Post-Chevron, courts and agencies will have to create new precedent that provides granular, industry-tailored insights into the nature of an agency's statutory authority as applied to particular cases. In turn, the contours of a range of agency-established compliance obligations will become sharper as agencies digest Loper Bright. Successfully navigating this new regulatory landscape will be crucially dependent on parties and their counsel having a deep, sophisticated understanding of how a regulated industry works in practical terms and what Congress said about how each industry should be regulated. Counsel and the businesses they support are also well advised to monitor ongoing agency enforcement activity to identify situations where current regulatory practices may not survive under Loper Bright. Burdensome and expensive regulations that would have been (or may already have been) upheld under Chevron may now be invalid—which means that the businesses subject to them may find litigation to avoid expensive compliance activities to be warranted.

Our team at Davis Wright Tremaine has expert and experienced counsel in the regulatory regimes affecting a wide range of industries. Please feel free to reach out to discuss the impact of Loper Bright on any aspect of your regulatory compliance issues.


1 No. 22-451. Loper Bright was decided with Relentless, Inc. v. Department of Commerce, No. 22-1219, as both raised identical challenges to an agency's interpretation of the Magnuson-Stevens Fishery Conservation and Management Act, 16 U. S. C. §§ 1801, et seq.

2 The Supreme Court has, as the majority puts it, made "many refinements" or carve-outs for when courts should not simply defer to an agency construing an ambiguous statute. An example pointed out by Justice Kagan in her dissent is when the agency is intervening in a "major question" of great economic and political significance. Slip Op. at 28 (Kagan, J., dissenting); see also Slip Op. at 27-28. In such a circumstance, the Supreme Court has declared that if an agency seeks to decide an issue of major national significance, its action must be supported by express congressional authorization. Slip Op. at 27.

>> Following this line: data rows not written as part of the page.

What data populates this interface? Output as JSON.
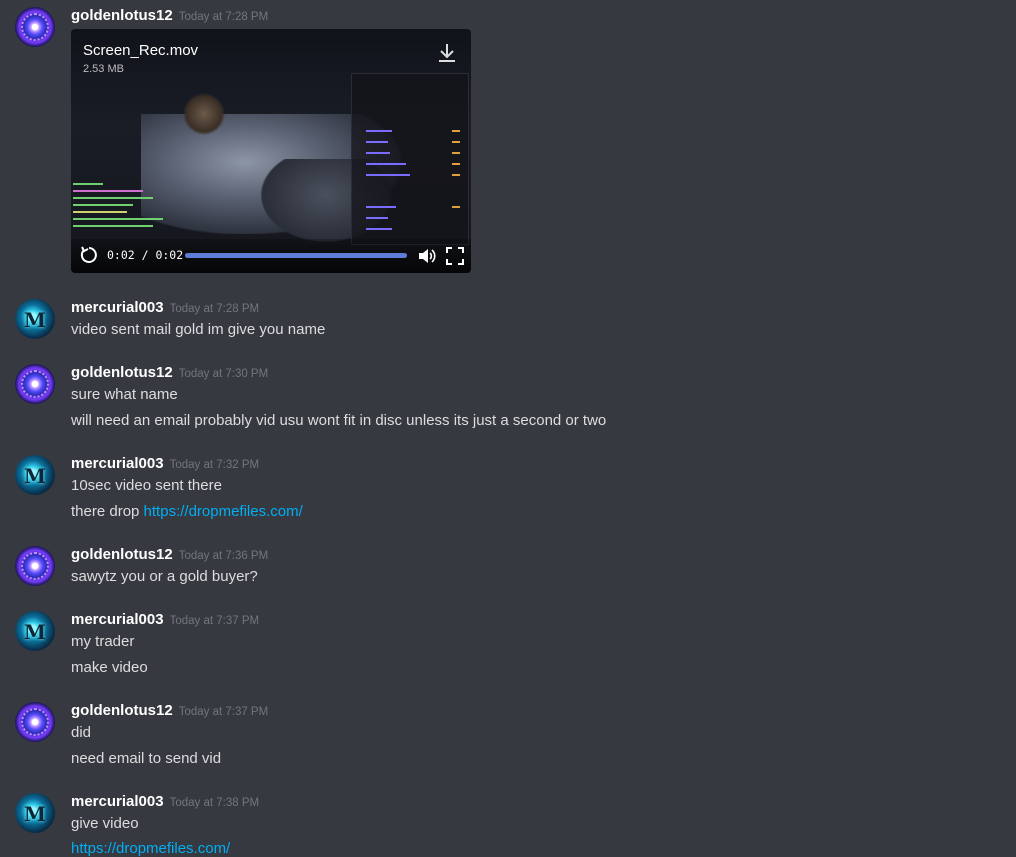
{
  "messages": [
    {
      "author": "goldenlotus12",
      "time": "Today at 7:28 PM",
      "avatar": "lotus-avatar",
      "attachment": {
        "filename": "Screen_Rec.mov",
        "size": "2.53 MB",
        "time_display": "0:02 / 0:02",
        "progress": 1.0
      }
    },
    {
      "author": "mercurial003",
      "time": "Today at 7:28 PM",
      "avatar": "mercurial-avatar",
      "lines": [
        "video sent mail gold im give you name"
      ]
    },
    {
      "author": "goldenlotus12",
      "time": "Today at 7:30 PM",
      "avatar": "lotus-avatar",
      "lines": [
        "sure what name",
        "will need an email probably vid usu wont fit in disc unless its just a second or two"
      ]
    },
    {
      "author": "mercurial003",
      "time": "Today at 7:32 PM",
      "avatar": "mercurial-avatar",
      "lines": [
        "10sec video sent there"
      ],
      "line2_prefix": "there drop ",
      "line2_link": "https://dropmefiles.com/"
    },
    {
      "author": "goldenlotus12",
      "time": "Today at 7:36 PM",
      "avatar": "lotus-avatar",
      "lines": [
        "sawytz you or  a gold buyer?"
      ]
    },
    {
      "author": "mercurial003",
      "time": "Today at 7:37 PM",
      "avatar": "mercurial-avatar",
      "lines": [
        "my trader",
        "make video"
      ]
    },
    {
      "author": "goldenlotus12",
      "time": "Today at 7:37 PM",
      "avatar": "lotus-avatar",
      "lines": [
        "did",
        "need email to send vid"
      ]
    },
    {
      "author": "mercurial003",
      "time": "Today at 7:38 PM",
      "avatar": "mercurial-avatar",
      "lines": [
        "give video"
      ],
      "link": "https://dropmefiles.com/"
    }
  ],
  "avatar_glyph": "M",
  "colors": {
    "background": "#36393f",
    "link": "#00aff4",
    "username": "#ffffff",
    "timestamp": "#72767d",
    "progress": "#5d7dd9"
  }
}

3 In her dissent in the Corner Post decision issued this term, Justice Jackson discussed how "the Court has effectively eliminated any limitations period for APA lawsuits, despite Congress's unmistakable policy determination to cut off such suits within six years of the final agency action," thus subjecting previously "final" agency action to successive challenges unbound by agency interpretations, subject to judges' "own unfettered judgment as to whether the rule should be voided." Corner Post v. Board of Governors, No. 22-1008 (July 1, 2024), at 20 (Jackson, J., dissenting).

The content of this article is intended to provide a general guide to the subject matter. Specialist advice should be sought about your specific circumstances.

See More Popular Content From

Mondaq uses cookies on this website. By using our website you agree to our use of cookies as set out in our Privacy Policy.

Learn More